# What is required:
Pull every line with "walk" from the data.

# Data extract:
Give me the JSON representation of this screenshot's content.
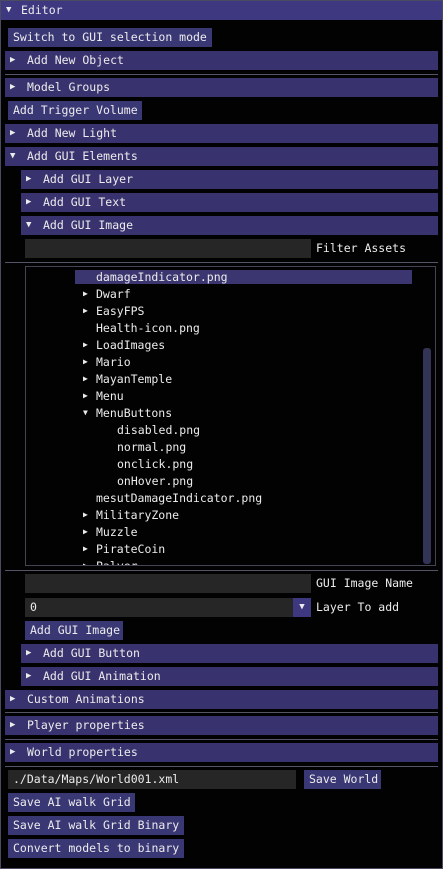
{
  "window": {
    "title": "Editor"
  },
  "buttons": {
    "switch_mode": "Switch to GUI selection mode",
    "add_trigger_volume": "Add Trigger Volume",
    "add_gui_image": "Add GUI Image",
    "save_world": "Save World",
    "save_ai_grid": "Save AI walk Grid",
    "save_ai_grid_binary": "Save AI walk Grid Binary",
    "convert_models": "Convert models to binary"
  },
  "headers": {
    "add_new_object": "Add New Object",
    "model_groups": "Model Groups",
    "add_new_light": "Add New Light",
    "add_gui_elements": "Add GUI Elements",
    "add_gui_layer": "Add GUI Layer",
    "add_gui_text": "Add GUI Text",
    "add_gui_image": "Add GUI Image",
    "add_gui_button": "Add GUI Button",
    "add_gui_animation": "Add GUI Animation",
    "custom_animations": "Custom Animations",
    "player_properties": "Player properties",
    "world_properties": "World properties"
  },
  "filter": {
    "value": "",
    "label": "Filter Assets"
  },
  "assets": [
    {
      "label": "damageIndicator.png",
      "folder": false,
      "open": false,
      "depth": 0,
      "selected": true
    },
    {
      "label": "Dwarf",
      "folder": true,
      "open": false,
      "depth": 0
    },
    {
      "label": "EasyFPS",
      "folder": true,
      "open": false,
      "depth": 0
    },
    {
      "label": "Health-icon.png",
      "folder": false,
      "open": false,
      "depth": 0
    },
    {
      "label": "LoadImages",
      "folder": true,
      "open": false,
      "depth": 0
    },
    {
      "label": "Mario",
      "folder": true,
      "open": false,
      "depth": 0
    },
    {
      "label": "MayanTemple",
      "folder": true,
      "open": false,
      "depth": 0
    },
    {
      "label": "Menu",
      "folder": true,
      "open": false,
      "depth": 0
    },
    {
      "label": "MenuButtons",
      "folder": true,
      "open": true,
      "depth": 0
    },
    {
      "label": "disabled.png",
      "folder": false,
      "open": false,
      "depth": 1
    },
    {
      "label": "normal.png",
      "folder": false,
      "open": false,
      "depth": 1
    },
    {
      "label": "onclick.png",
      "folder": false,
      "open": false,
      "depth": 1
    },
    {
      "label": "onHover.png",
      "folder": false,
      "open": false,
      "depth": 1
    },
    {
      "label": "mesutDamageIndicator.png",
      "folder": false,
      "open": false,
      "depth": 0
    },
    {
      "label": "MilitaryZone",
      "folder": true,
      "open": false,
      "depth": 0
    },
    {
      "label": "Muzzle",
      "folder": true,
      "open": false,
      "depth": 0
    },
    {
      "label": "PirateCoin",
      "folder": true,
      "open": false,
      "depth": 0
    },
    {
      "label": "Palyer",
      "folder": true,
      "open": false,
      "depth": 0
    }
  ],
  "gui_image_name": {
    "value": "",
    "label": "GUI Image Name"
  },
  "layer_to_add": {
    "value": "0",
    "label": "Layer To add"
  },
  "world_path": {
    "value": "./Data/Maps/World001.xml"
  },
  "icons": {
    "collapsed": "▶",
    "expanded": "▼"
  },
  "colors": {
    "title_bar": "#3d3880",
    "header": "#38336e",
    "button": "#3a3775",
    "field": "#262626",
    "background": "#020202"
  }
}
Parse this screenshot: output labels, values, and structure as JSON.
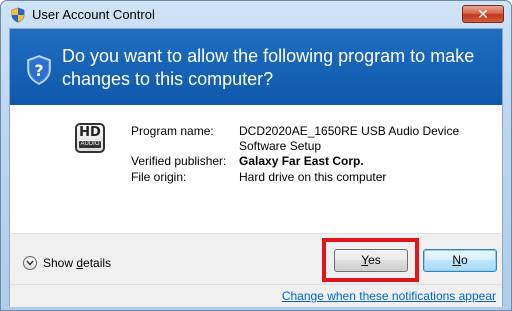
{
  "window": {
    "title": "User Account Control",
    "close_label": "✕"
  },
  "banner": {
    "question": "Do you want to allow the following program to make changes to this computer?"
  },
  "program": {
    "logo_text": "HD",
    "logo_sub": "AUDIO",
    "name_label": "Program name:",
    "name_value_line1": "DCD2020AE_1650RE USB Audio Device",
    "name_value_line2": "Software Setup",
    "publisher_label": "Verified publisher:",
    "publisher_value": "Galaxy Far East Corp.",
    "origin_label": "File origin:",
    "origin_value": "Hard drive on this computer"
  },
  "footer": {
    "show_details_prefix": "Show ",
    "show_details_accel": "d",
    "show_details_suffix": "etails",
    "yes_accel": "Y",
    "yes_rest": "es",
    "no_accel": "N",
    "no_rest": "o",
    "notifications_link": "Change when these notifications appear"
  },
  "colors": {
    "banner": "#1561b4",
    "highlight": "#e2161a",
    "link": "#0066cc"
  }
}
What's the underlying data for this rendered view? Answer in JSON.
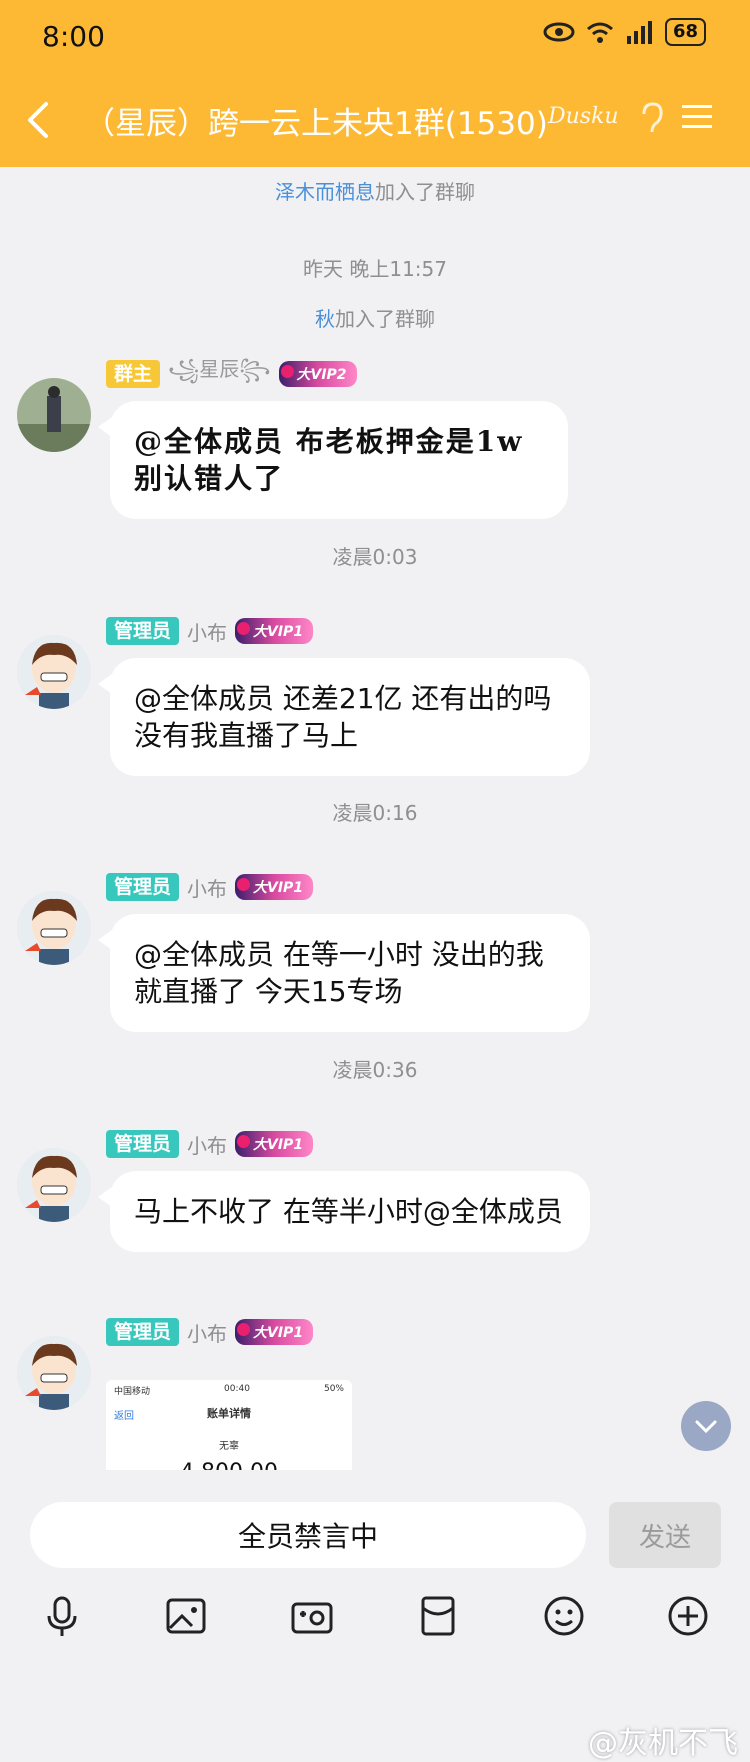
{
  "status": {
    "time": "8:00",
    "battery": "68",
    "network": "4G"
  },
  "header": {
    "title": "（星辰）跨一云上未央1群(1530)",
    "logo_text": "Dusku"
  },
  "system_msgs": [
    {
      "name": "泽木而栖息",
      "text": "加入了群聊"
    },
    {
      "name": "秋",
      "text": "加入了群聊"
    }
  ],
  "timestamps": [
    "昨天 晚上11:57",
    "凌晨0:03",
    "凌晨0:16",
    "凌晨0:36"
  ],
  "messages": [
    {
      "badge": "群主",
      "nick": "꧁星辰꧂",
      "vip": "大VIP2",
      "text": "@全体成员 布老板押金是1w 别认错人了"
    },
    {
      "badge": "管理员",
      "nick": "小布",
      "vip": "大VIP1",
      "text": "@全体成员 还差21亿 还有出的吗 没有我直播了马上"
    },
    {
      "badge": "管理员",
      "nick": "小布",
      "vip": "大VIP1",
      "text": "@全体成员 在等一小时 没出的我就直播了 今天15专场"
    },
    {
      "badge": "管理员",
      "nick": "小布",
      "vip": "大VIP1",
      "text": "马上不收了 在等半小时@全体成员"
    },
    {
      "badge": "管理员",
      "nick": "小布",
      "vip": "大VIP1"
    }
  ],
  "image_msg": {
    "carrier": "中国移动",
    "time": "00:40",
    "battery": "50%",
    "back": "返回",
    "title": "账单详情",
    "who": "无辜",
    "amount": "4,800.00"
  },
  "input": {
    "muted_text": "全员禁言中",
    "send_label": "发送"
  },
  "watermark": "@灰机不飞"
}
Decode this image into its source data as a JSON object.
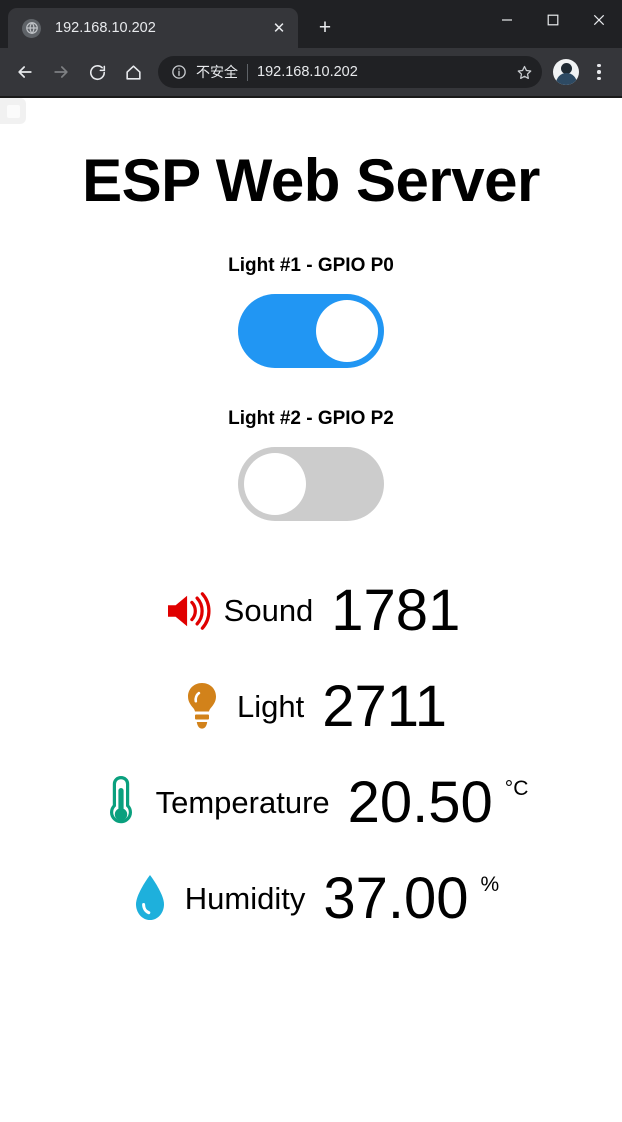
{
  "browser": {
    "tab": {
      "favicon": "globe-icon",
      "title": "192.168.10.202",
      "close_label": "✕"
    },
    "new_tab_label": "+",
    "window_controls": {
      "minimize": "minimize-icon",
      "maximize": "maximize-icon",
      "close": "close-icon"
    },
    "toolbar": {
      "back": "back-arrow-icon",
      "forward": "forward-arrow-icon",
      "reload": "reload-icon",
      "home": "home-icon",
      "bookmark": "star-icon",
      "profile": "avatar",
      "menu": "three-dot-menu-icon"
    },
    "omnibox": {
      "info_icon": "info-circle-icon",
      "security_text": "不安全",
      "url": "192.168.10.202"
    }
  },
  "page": {
    "title": "ESP Web Server",
    "switches": [
      {
        "label": "Light #1 - GPIO P0",
        "state": "on",
        "color": "#2196F3"
      },
      {
        "label": "Light #2 - GPIO P2",
        "state": "off",
        "color": "#cccccc"
      }
    ],
    "readings": [
      {
        "icon": "sound-speaker-icon",
        "label": "Sound",
        "value": "1781",
        "unit": "",
        "color": "#e00000"
      },
      {
        "icon": "lightbulb-icon",
        "label": "Light",
        "value": "2711",
        "unit": "",
        "color": "#d2821a"
      },
      {
        "icon": "thermometer-icon",
        "label": "Temperature",
        "value": "20.50",
        "unit": "°C",
        "color": "#0aa07e"
      },
      {
        "icon": "water-drop-icon",
        "label": "Humidity",
        "value": "37.00",
        "unit": "%",
        "color": "#1eb0dc"
      }
    ]
  }
}
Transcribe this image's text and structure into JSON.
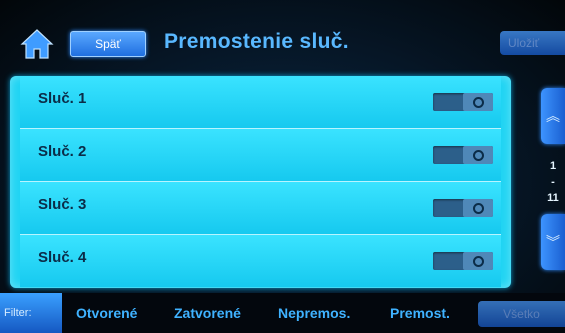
{
  "header": {
    "home_icon": "home-icon",
    "back_label": "Späť",
    "title": "Premostenie sluč.",
    "save_label": "Uložiť"
  },
  "loops": [
    {
      "label": "Sluč. 1",
      "bypassed": false
    },
    {
      "label": "Sluč. 2",
      "bypassed": false
    },
    {
      "label": "Sluč. 3",
      "bypassed": false
    },
    {
      "label": "Sluč. 4",
      "bypassed": false
    }
  ],
  "pager": {
    "up_icon": "double-chevron-up-icon",
    "down_icon": "double-chevron-down-icon",
    "current": "1",
    "separator": "-",
    "total": "11"
  },
  "filter": {
    "label": "Filter:",
    "items": [
      "Otvorené",
      "Zatvorené",
      "Nepremos.",
      "Premost."
    ],
    "all_label": "Všetko"
  },
  "colors": {
    "accent": "#1f6fe0",
    "list_bg": "#1fd4f3",
    "title": "#59b8ff",
    "row_text": "#0b2c48"
  }
}
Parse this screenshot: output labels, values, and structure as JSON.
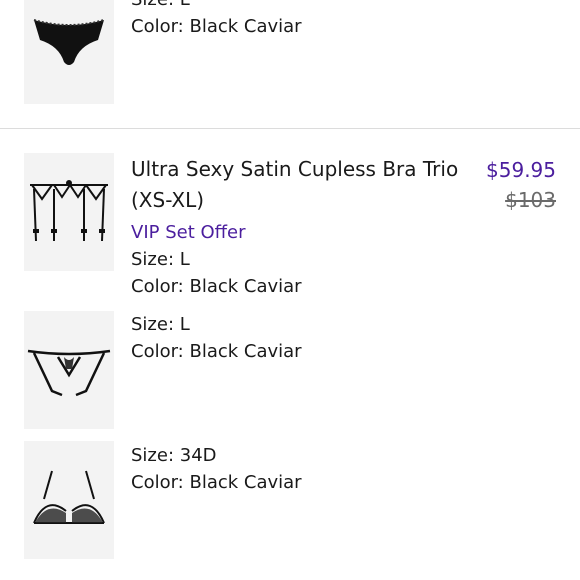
{
  "items": [
    {
      "size": "Size: L",
      "color": "Color: Black Caviar",
      "image_icon": "panty-icon"
    },
    {
      "title": "Ultra Sexy Satin Cupless Bra Trio (XS-XL)",
      "price": "$59.95",
      "original_price": "$103",
      "offer": "VIP Set Offer",
      "size": "Size: L",
      "color": "Color: Black Caviar",
      "image_icon": "garter-belt-icon"
    },
    {
      "size": "Size: L",
      "color": "Color: Black Caviar",
      "image_icon": "crotchless-panty-icon"
    },
    {
      "size": "Size: 34D",
      "color": "Color: Black Caviar",
      "image_icon": "cupless-bra-icon"
    }
  ],
  "colors": {
    "accent": "#4b1e9e",
    "strike": "#6a6a6a",
    "thumb_bg": "#f3f3f3",
    "divider": "#dcdcdc"
  }
}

# Reply to the exercise:
    "save_ai_grid": "Save AI walk Grid",
    "save_ai_grid_binary": "Save AI walk Grid Binary",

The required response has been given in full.